Bacteriophage protein coat
In transduction, a virus inserts its genetic material into a bacterial cell, as shown, but then integrates it into the bacterial chromosome. When the viral DNA leaves the bacterial chromosome, it may take one or more bacterial genes with it, packaging them into viral protein coats in which they are released from the cell.
transcription messenger RNA formation from a DNA sequence translation synthesis of protein using mRNA code nuclease enzyme that cuts DNA or RNA
use the transcription and translation mechanisms of the host cell to express viral genes.
Viral genes are expressed in a specific order. First, the genes needed to hijack host cell metabolism are expressed. Next, the viral genetic information is copied many times. The third step involves transcription and translation of viral genes for protein components. The fourth step requires the insertion of viral DNA into the capsid, the protein shell of the virus. Finally, the virus expresses genes needed to break open the host cell, releasing hundreds of new viral particles that move on to infect new host cells.
Among the best studied of the generalized transducing viruses is P22, a virus of the bacterium Salmonella choleraesuis (subspp. typhimurium). In the course of its normal life cycle, the virus binds to a specific receptor on the surface of the bacterial cell, injects the viral DNA into the host cell, and begins to express viral genes. The ends of the viral DNA are redundant; that is, they have small sections in which the genetic information is duplicated. The DNA repair enzymes of the host cell joins these ends so that the viral DNA forms a circle of double-stranded DNA. A DNA nuclease enzyme then makes a nick in one of the strands of DNA. The unbroken strand then serves as a template, allowing the broken strand to extend itself. This forms a long stretch of DNA that repeats the genome of the virus many times.
The long repeating sequence of DNA is known as a concatamer. The genes for viral capsid proteins (the proteins that make up the coat of the virus) are then expressed, and empty viral capsids are produced. Next, a viral DNA-cutting enzyme cuts the concatamer of DNA at a specific sequence.
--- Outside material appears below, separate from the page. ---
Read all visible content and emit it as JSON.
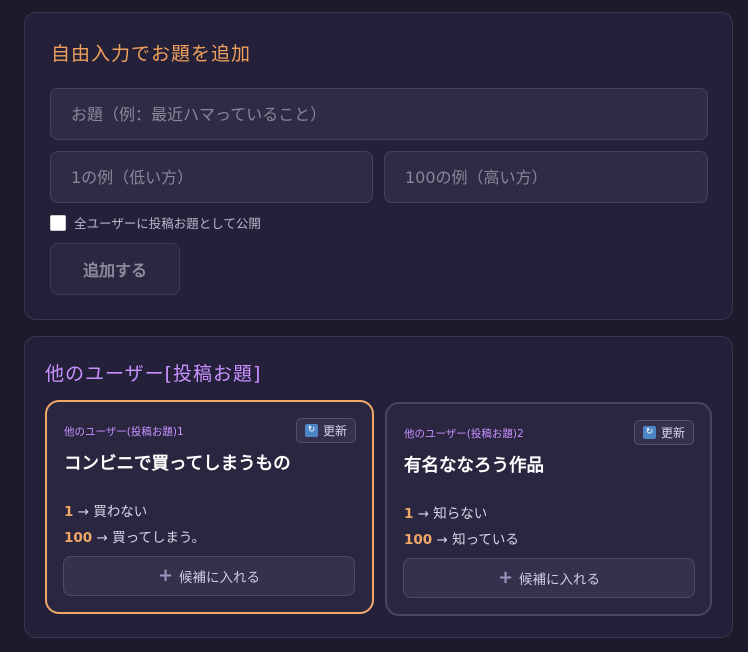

Once the concatamer is cut, the end of the DNA is pushed into an empty viral capsid until the viral head is full. A new empty capsid then positions itself on the end of the concatamer and the process is repeated until all the viral DNA is packaged.
Generalized transduction occurs when the enzyme that normally cuts the concatamer cuts the host chromosome instead. The viral capsids cannot distinguish viral DNA from host DNA; thus, once the initial cut is made, the empty capsids are filled with host chromosomal DNA instead of viral DNA. Since each empty capsid picks up where the last ended, it is possible for all the genes on the host chromosome to be packaged at similar rates: thus, this process is generalized. When the host cell breaks open, the viral capsids containing host chromosomal DNA, now called transducing particles, are able to bind to a new host cell. The DNA they carry is injected into the new host, but since there are no viral genes included on the injected DNA, the newly infected host cell is not killed. If the original host cell (the donor) was genetically different from the new host cell (the recipient), the DNA recombination enzymes of the recipient cell will insert the new genes in place of the old, thus altering its own genetic makeup. This genetic change is integrated into the recipient genome and is passed on to future progeny cells.
Was this article helpful?